Syrian Opposition Says Assad Must Be Excluded from Talks
The opposition National Coalition said on Friday it refuses to accept President Bashar Assad in any talks on ending Syria's war, as part of a "framework" it has drawn up for solutions to the conflict.
The Coalition issued the framework after a meeting in Cairo to discuss a proposal by its chief, Ahmed Moaz al-Khatib, to hold peace talks with regime representatives, a move that ruffled feathers in the umbrella opposition group.
"Bashar Assad and security leadership who are responsible for the current destruction of the country are outside the political process and must be held accountable for their crimes," it said in a statement issued in English.
The eight-point framework was drawn up at a meeting of the National Coalition's interim advisory political committee in the Egyptian capital on Thursday.
It singled out the Assad regime's most powerful backers, Russia and Iran, calling on the former to ensure there are "adequate safeguards" to make the peace process possible, together with the United States.
The statement urged Iran's leaders to recognize that the Islamic republic's support for Assad "is pushing the region towards sectarian conflict" and realize that "Assad and his regime have no chance to stay in power."

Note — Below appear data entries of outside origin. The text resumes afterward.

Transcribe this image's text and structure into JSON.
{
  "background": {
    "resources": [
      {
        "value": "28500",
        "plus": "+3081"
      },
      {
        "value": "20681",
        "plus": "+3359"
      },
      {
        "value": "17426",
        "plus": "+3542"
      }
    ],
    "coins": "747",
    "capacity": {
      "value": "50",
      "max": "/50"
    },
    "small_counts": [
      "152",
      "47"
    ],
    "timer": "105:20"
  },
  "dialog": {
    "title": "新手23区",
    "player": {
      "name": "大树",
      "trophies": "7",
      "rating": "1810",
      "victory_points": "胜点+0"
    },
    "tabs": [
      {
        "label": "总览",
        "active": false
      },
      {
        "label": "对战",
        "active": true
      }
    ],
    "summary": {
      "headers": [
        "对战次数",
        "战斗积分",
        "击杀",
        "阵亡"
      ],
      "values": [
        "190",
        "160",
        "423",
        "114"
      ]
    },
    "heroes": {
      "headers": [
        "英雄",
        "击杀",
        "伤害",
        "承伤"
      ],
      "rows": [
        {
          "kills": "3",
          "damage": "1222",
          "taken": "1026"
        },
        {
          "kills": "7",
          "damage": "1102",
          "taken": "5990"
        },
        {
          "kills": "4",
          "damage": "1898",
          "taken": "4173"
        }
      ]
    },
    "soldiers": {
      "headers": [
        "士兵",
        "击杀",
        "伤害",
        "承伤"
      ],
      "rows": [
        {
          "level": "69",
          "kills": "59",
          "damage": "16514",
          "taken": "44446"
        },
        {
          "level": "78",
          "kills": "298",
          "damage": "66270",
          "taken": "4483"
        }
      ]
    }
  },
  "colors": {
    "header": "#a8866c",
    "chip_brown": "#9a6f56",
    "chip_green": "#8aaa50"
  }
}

It said the "friends of the Syrian people" should understand that a solution would only take place though "changing the balance of power," meaning support for the Coalition and the rebellion by "all possible means."
Last month, Khatib said on his Facebook page that he was ready for dialogue with Assad's representatives, subject to conditions including that some 160,000 detainees are released.
The regime in Damascus responded by saying it was prepared for dialogue, but without any pre-conditions.
Khatib's initial offer was met with support from the United States and the Arab League and also from Syria's allies Russia and Iran, with whom the opposition leader recently held talks.
But the dialogue call also sparked tension within the opposition coalition, whose key member the Syrian National Council is vehemently opposed to talks with the regime until Assad steps down.
The Syrian conflict flared when Assad's forces launched a brutal crackdown on peaceful democracy protests that erupted in March 2011, inspired by Arab Spring uprisings.
The United Nations estimates that nearly 70,000 people have been killed since then.